Ruth Doctor Egert was born in Vienna, Austria on January 18, 1913. She grew up in a middle-class, observant family there and became a teacher for the city of Vienna in 1933. When the Nazis took over Austria in 1938, she lost her job. The family saw that life was going to be very hard and a job was arranged for Ruth as a maid in England.
Tap the grey bar and listen to Ruth the fate of her parents
EGERT: In March 1938 Hitler came and the very first day there was the announcement made, “All Jewish teachers are not to report to school any more.” It was just dismissed like that. They sent me later on … I think I got two months wages. …
Interviewer: Before the Anschluss was there any hint from your life that something like this was coming other than this vague unease?
EGERT: No. I guess we weren’t smart enough.

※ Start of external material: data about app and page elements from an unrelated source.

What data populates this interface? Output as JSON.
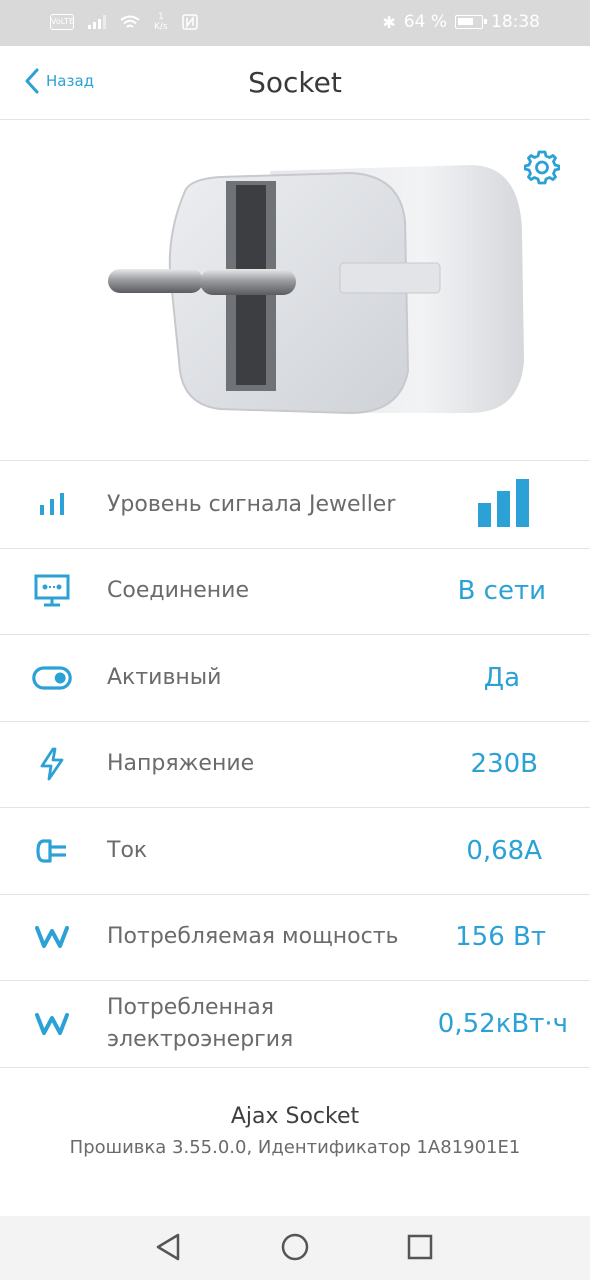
{
  "status_bar": {
    "carrier_icon_label": "VoLTE",
    "speed_top": "1",
    "speed_unit": "K/s",
    "battery_percent": "64 %",
    "time": "18:38"
  },
  "header": {
    "back_label": "Назад",
    "title": "Socket"
  },
  "rows": [
    {
      "icon": "signal-bars-icon",
      "label": "Уровень сигнала Jeweller",
      "value": "",
      "signal_level": 3,
      "signal_max": 3
    },
    {
      "icon": "connection-monitor-icon",
      "label": "Соединение",
      "value": "В сети"
    },
    {
      "icon": "toggle-icon",
      "label": "Активный",
      "value": "Да"
    },
    {
      "icon": "lightning-icon",
      "label": "Напряжение",
      "value": "230В"
    },
    {
      "icon": "plug-current-icon",
      "label": "Ток",
      "value": "0,68А"
    },
    {
      "icon": "w-power-icon",
      "label": "Потребляемая мощность",
      "value": "156 Вт"
    },
    {
      "icon": "w-energy-icon",
      "label": "Потребленная электроэнергия",
      "value": "0,52кВт·ч"
    }
  ],
  "footer": {
    "device_name": "Ajax Socket",
    "firmware_line": "Прошивка 3.55.0.0, Идентификатор 1A81901E1"
  },
  "colors": {
    "accent": "#2ba1d6",
    "divider": "#e3e3e3",
    "status_bar_bg": "#d9d9d9"
  }
}
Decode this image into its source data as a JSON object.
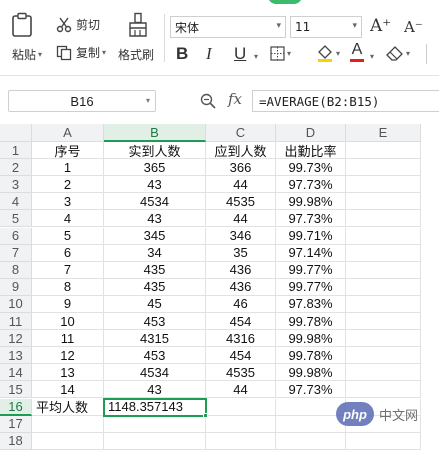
{
  "ribbon": {
    "paste_label": "粘贴",
    "cut_label": "剪切",
    "copy_label": "复制",
    "format_painter_label": "格式刷",
    "font_name": "宋体",
    "font_size": "11",
    "bold": "B",
    "italic": "I",
    "underline": "U",
    "font_color_glyph": "A",
    "increase_font_glyph": "A⁺",
    "decrease_font_glyph": "A⁻"
  },
  "formula_bar": {
    "cell_ref": "B16",
    "fx": "fx",
    "formula": "=AVERAGE(B2:B15)"
  },
  "columns": [
    "A",
    "B",
    "C",
    "D",
    "E"
  ],
  "rows": [
    {
      "num": "1",
      "a": "序号",
      "b": "实到人数",
      "c": "应到人数",
      "d": "出勤比率"
    },
    {
      "num": "2",
      "a": "1",
      "b": "365",
      "c": "366",
      "d": "99.73%"
    },
    {
      "num": "3",
      "a": "2",
      "b": "43",
      "c": "44",
      "d": "97.73%"
    },
    {
      "num": "4",
      "a": "3",
      "b": "4534",
      "c": "4535",
      "d": "99.98%"
    },
    {
      "num": "5",
      "a": "4",
      "b": "43",
      "c": "44",
      "d": "97.73%"
    },
    {
      "num": "6",
      "a": "5",
      "b": "345",
      "c": "346",
      "d": "99.71%"
    },
    {
      "num": "7",
      "a": "6",
      "b": "34",
      "c": "35",
      "d": "97.14%"
    },
    {
      "num": "8",
      "a": "7",
      "b": "435",
      "c": "436",
      "d": "99.77%"
    },
    {
      "num": "9",
      "a": "8",
      "b": "435",
      "c": "436",
      "d": "99.77%"
    },
    {
      "num": "10",
      "a": "9",
      "b": "45",
      "c": "46",
      "d": "97.83%"
    },
    {
      "num": "11",
      "a": "10",
      "b": "453",
      "c": "454",
      "d": "99.78%"
    },
    {
      "num": "12",
      "a": "11",
      "b": "4315",
      "c": "4316",
      "d": "99.98%"
    },
    {
      "num": "13",
      "a": "12",
      "b": "453",
      "c": "454",
      "d": "99.78%"
    },
    {
      "num": "14",
      "a": "13",
      "b": "4534",
      "c": "4535",
      "d": "99.98%"
    },
    {
      "num": "15",
      "a": "14",
      "b": "43",
      "c": "44",
      "d": "97.73%"
    },
    {
      "num": "16",
      "a": "平均人数",
      "b": "1148.357143",
      "c": "",
      "d": ""
    },
    {
      "num": "17",
      "a": "",
      "b": "",
      "c": "",
      "d": ""
    },
    {
      "num": "18",
      "a": "",
      "b": "",
      "c": "",
      "d": ""
    }
  ],
  "selected": {
    "row": "16",
    "col": "B"
  },
  "watermark": {
    "logo": "php",
    "text": "中文网"
  },
  "colors": {
    "accent": "#1d9c55",
    "header_bg": "#f1f2f4"
  }
}
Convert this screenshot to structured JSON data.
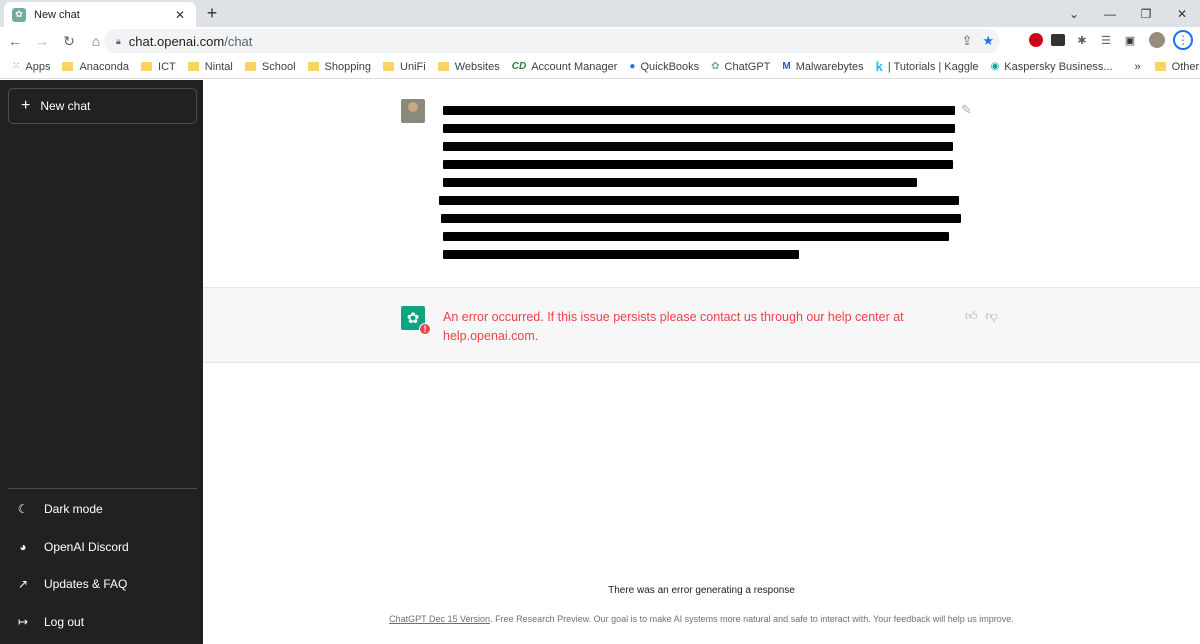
{
  "browser": {
    "tab_title": "New chat",
    "tab_close": "✕",
    "new_tab": "+",
    "url_host": "chat.openai.com",
    "url_path": "/chat"
  },
  "bookmarks": [
    "Apps",
    "Anaconda",
    "ICT",
    "Nintal",
    "School",
    "Shopping",
    "UniFi",
    "Websites",
    "Account Manager",
    "QuickBooks",
    "ChatGPT",
    "Malwarebytes",
    "| Tutorials | Kaggle",
    "Kaspersky Business...",
    "Other bookmarks"
  ],
  "bookmark_overflow": "»",
  "sidebar": {
    "new_chat": "New chat",
    "items": [
      {
        "label": "Dark mode",
        "icon": "moon-icon"
      },
      {
        "label": "OpenAI Discord",
        "icon": "discord-icon"
      },
      {
        "label": "Updates & FAQ",
        "icon": "external-link-icon"
      },
      {
        "label": "Log out",
        "icon": "logout-icon"
      }
    ]
  },
  "conversation": {
    "error_message": "An error occurred. If this issue persists please contact us through our help center at help.openai.com.",
    "error_badge": "!",
    "generation_error": "There was an error generating a response"
  },
  "footer": {
    "version_link": "ChatGPT Dec 15 Version",
    "text": ". Free Research Preview. Our goal is to make AI systems more natural and safe to interact with. Your feedback will help us improve."
  },
  "colors": {
    "sidebar_bg": "#202123",
    "error_red": "#ef4146",
    "brand_green": "#10a37f"
  }
}
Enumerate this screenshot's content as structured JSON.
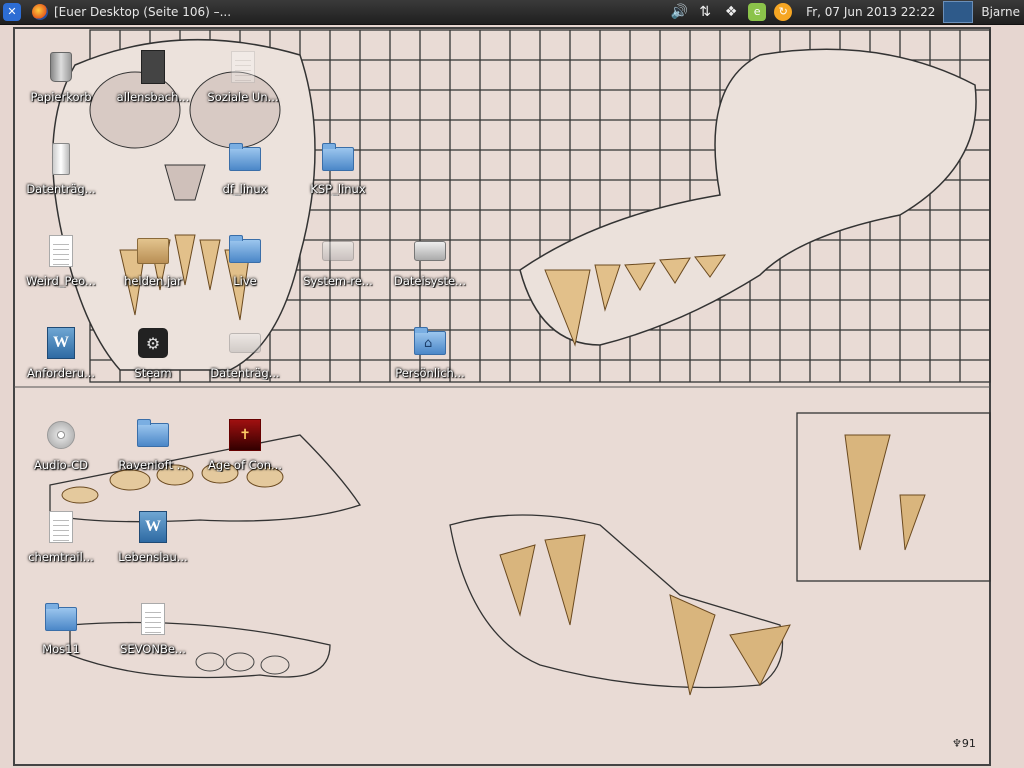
{
  "panel": {
    "menu_icon": "xubuntu-logo-icon",
    "task_title": "[Euer Desktop (Seite 106) –...",
    "tray_icons": [
      "volume-icon",
      "network-arrows-icon",
      "dropbox-icon",
      "evernote-icon",
      "update-notifier-icon"
    ],
    "clock": "Fr, 07 Jun 2013 22:22",
    "user": "Bjarne"
  },
  "desktop": {
    "icons": [
      {
        "label": "Papierkorb",
        "icon": "trash-icon"
      },
      {
        "label": "allensbach...",
        "icon": "book-icon"
      },
      {
        "label": "Soziale Un...",
        "icon": "document-icon"
      },
      {
        "label": "Datenträg...",
        "icon": "usb-drive-icon"
      },
      {
        "label": "df_linux",
        "icon": "folder-icon"
      },
      {
        "label": "KSP_linux",
        "icon": "folder-icon"
      },
      {
        "label": "Weird_Peo...",
        "icon": "document-icon"
      },
      {
        "label": "helden.jar",
        "icon": "archive-icon"
      },
      {
        "label": "Live",
        "icon": "folder-icon"
      },
      {
        "label": "System-re...",
        "icon": "drive-icon"
      },
      {
        "label": "Dateisyste...",
        "icon": "drive-icon"
      },
      {
        "label": "Anforderu...",
        "icon": "word-document-icon"
      },
      {
        "label": "Steam",
        "icon": "steam-icon"
      },
      {
        "label": "Datenträg...",
        "icon": "drive-icon"
      },
      {
        "label": "Persönlich...",
        "icon": "home-folder-icon"
      },
      {
        "label": "Audio-CD",
        "icon": "cd-icon"
      },
      {
        "label": "Ravenloft ...",
        "icon": "folder-icon"
      },
      {
        "label": "Age of Con...",
        "icon": "game-icon"
      },
      {
        "label": "chemtrail...",
        "icon": "document-icon"
      },
      {
        "label": "Lebenslau...",
        "icon": "word-document-icon"
      },
      {
        "label": "Mos11",
        "icon": "folder-icon"
      },
      {
        "label": "SEVONBe...",
        "icon": "document-icon"
      }
    ]
  },
  "wallpaper": {
    "signature": "wallpaper-signature-icon"
  }
}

We couldn’t imagine, you know. How could you imagine things like this? People educated, literary people and romantic and musical that they would go to such barbaric tactics.
EGERT: Well, two years before, I had studied English and I became an English teacher to be allowed to teach in German schools. So I used that when I was teaching people who were going to emigrate. I taught them English. … And myself, I made an application for England, to immigrate to England and I did get a job to teach in a private house, children.
Interviewer: Now, I am going to push you a bit because there must have been a lot of thinking that went into this, discussing and about what was happening with you that you would take the step.
EGERT: Well, my parents agreed. They knew that young people had to go, but my parents themselves said, “What could happen to them?” My father was 59 then and my mother 55 or so, and they said, “What are they going to do to old people?” At that time it was old, you know. But they wanted us young people out I was very lucky.
Read and listen to Ruth’s full interview here.